Measuring the Impact of a Security Awareness Program

Written by Jared McWherter
Decision Making Managed Services Mergers & Acquisitions Security Assessment Physical Security Program Assessment & Compliance Program Development Program Maturity Assessment Training

Our goal in building a security awareness program is to embed security into our partners' existing organizational culture. Impacting culture is a long-term process that can take years and requires executive support. If you are tasked with managing a security awareness program, it is your job to measure and show leadership that your program is making an impact; however, measuring the impact of a security awareness program is difficult. This is in part due to the challenge of assigning metrics to human behavior. If incidents are not detected, how do you measure something that is not happening? How do you measure the risk of a threat that is constantly adapting?

Identifying Key Metrics

Partners will typically ask, “Which metrics should we measure?” While the intent is correct, this is the wrong question. It is essential to begin this process by first identifying the key risks in your organization and then identifying the human behaviors and their associated metrics that manage those risks.

As an example, we will assume data exfiltration is a critical risk to an organization. The first step is to identify the probability and impact of this risk and take into consideration existing technical and business controls. Your IT team may have already implemented Data Loss Prevention (DLP) controls to mitigate the risk of data exfiltration, but do these controls cover all avenues of exfiltration? The DLP solution may prevent a sensitive document from being emailed, but will it prevent an employee from inadvertently leaving a printed copy on their desk within public view? Will it prevent an employee from throwing a printed copy away without shredding? Will it prevent an employee from divulging sensitive information over the phone in a social engineering attack? Will it prevent an unencrypted device containing sensitive information from being lost?
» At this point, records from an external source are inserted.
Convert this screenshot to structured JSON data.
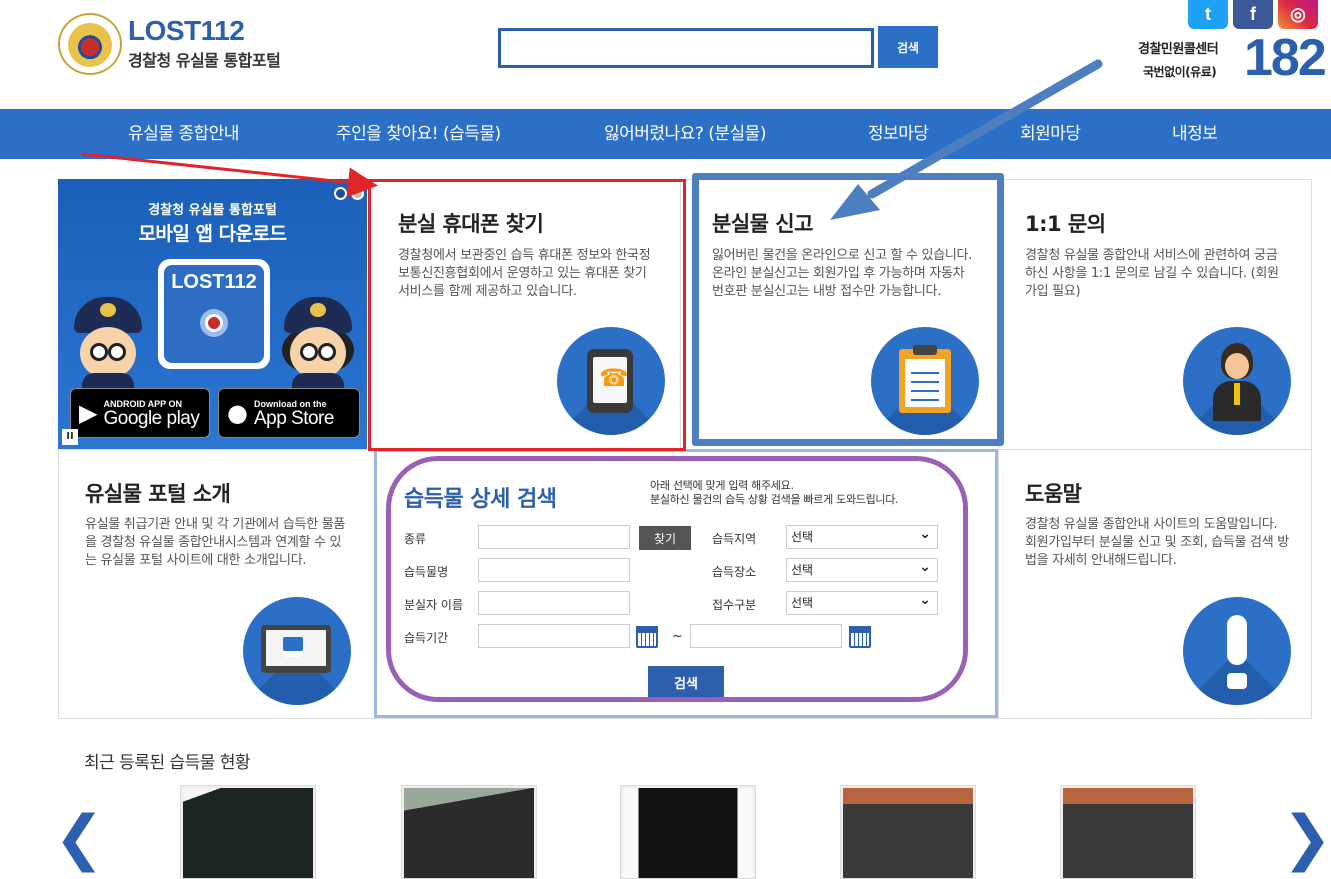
{
  "header": {
    "logo_title": "LOST112",
    "logo_subtitle": "경찰청 유실물 통합포털",
    "search_placeholder": "",
    "search_button": "검색",
    "callcenter_label": "경찰민원콜센터",
    "callcenter_sub": "국번없이(유료)",
    "callcenter_number": "182",
    "social": [
      "twitter-icon",
      "facebook-icon",
      "instagram-icon"
    ]
  },
  "nav": {
    "items": [
      "유실물 종합안내",
      "주인을 찾아요! (습득물)",
      "잃어버렸나요? (분실물)",
      "정보마당",
      "회원마당",
      "내정보"
    ]
  },
  "banner": {
    "line1": "경찰청 유실물 통합포털",
    "line2": "모바일 앱 다운로드",
    "tablet_text": "LOST112",
    "google_small": "ANDROID APP ON",
    "google_big": "Google play",
    "apple_small": "Download on the",
    "apple_big": "App Store",
    "pause": "II"
  },
  "cards": {
    "phone": {
      "title": "분실 휴대폰 찾기",
      "desc": "경찰청에서 보관중인 습득 휴대폰 정보와 한국정보통신진흥협회에서 운영하고 있는 휴대폰 찾기 서비스를 함께 제공하고 있습니다."
    },
    "report": {
      "title": "분실물 신고",
      "desc": "잃어버린 물건을 온라인으로 신고 할 수 있습니다. 온라인 분실신고는 회원가입 후 가능하며 자동차 번호판 분실신고는 내방 접수만 가능합니다."
    },
    "inquiry": {
      "title": "1:1 문의",
      "desc": "경찰청 유실물 종합안내 서비스에 관련하여 궁금하신 사항을 1:1 문의로 남길 수 있습니다. (회원가입 필요)"
    },
    "intro": {
      "title": "유실물 포털 소개",
      "desc": "유실물 취급기관 안내 및 각 기관에서 습득한 물품을 경찰청 유실물 종합안내시스템과 연계할 수 있는 유실물 포털 사이트에 대한 소개입니다."
    },
    "help": {
      "title": "도움말",
      "desc": "경찰청 유실물 종합안내 사이트의 도움말입니다. 회원가입부터 분실물 신고 및 조회, 습득물 검색 방법을 자세히 안내해드립니다."
    }
  },
  "search_form": {
    "title": "습득물 상세 검색",
    "note_line1": "아래 선택에 맞게 입력 해주세요.",
    "note_line2": "분실하신 물건의 습득 상황 검색을 빠르게 도와드립니다.",
    "label_type": "종류",
    "find_button": "찾기",
    "label_name": "습득물명",
    "label_owner": "분실자 이름",
    "label_period": "습득기간",
    "tilde": "~",
    "label_region": "습득지역",
    "label_place": "습득장소",
    "label_category": "접수구분",
    "select_default": "선택",
    "submit": "검색"
  },
  "recent": {
    "title": "최근 등록된 습득물 현황",
    "prev": "❮",
    "next": "❯"
  }
}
Measuring the human behavior and associated controls in the above example could be accomplished with key metrics such as:

  • Clean Desk – Number of employees who remove all sensitive materials when leaving their workstation
  • Dumpster Diving Results — Number of sensitive documents found in the trash
  • Vishing Assessments – Number of employees who can identify a social engineering attack over the phone
  • Lost or Stolen Devices – Number of devices that were reported lost or stolen
  • Encrypted Endpoints – Number of portable devices that are encrypted

Many organizations will only perform phishing assessments to identify the number of people who click on a malicious link or open an attachment and while these are important metrics, it is essential to go beyond phishing assessments when measuring a security awareness program.

Gather Support to Brainstorm Risks, Initiatives, and Metrics

Embedding security into the organizational culture is a difficult process that cannot be accomplished only by the Information Security team. Gather support by establishing an advisory board of personnel throughout all departments and levels of the organization. Ensure all appointed members are motivated volunteers and that the board understands the importance of establishing a secure culture. Ask the board which risks their department is most concerned with and discuss current security awareness initiatives, metrics, and methods for improving the overall security awareness program.

Reporting Metrics to Executive Leadership

Leadership talks in metrics, so it is crucial to communicate the value the security awareness program provides by reporting the most useful metrics. Your program may be tracking numerous metrics, but focusing on several will give leadership the most insight and value. It may be beneficial to document which metrics are being gathered, provide context of why and how they are being gathered, and ask your leadership which metrics are important to them and how you can make them more useful.

The value of metrics comes from how the metric trends over time rather than individual snapshots of a single point in time. Due to this, it is recommended to gather metrics for several months before presenting them to your leadership team.

Remember, the security awareness program will fail without executive leadership's support.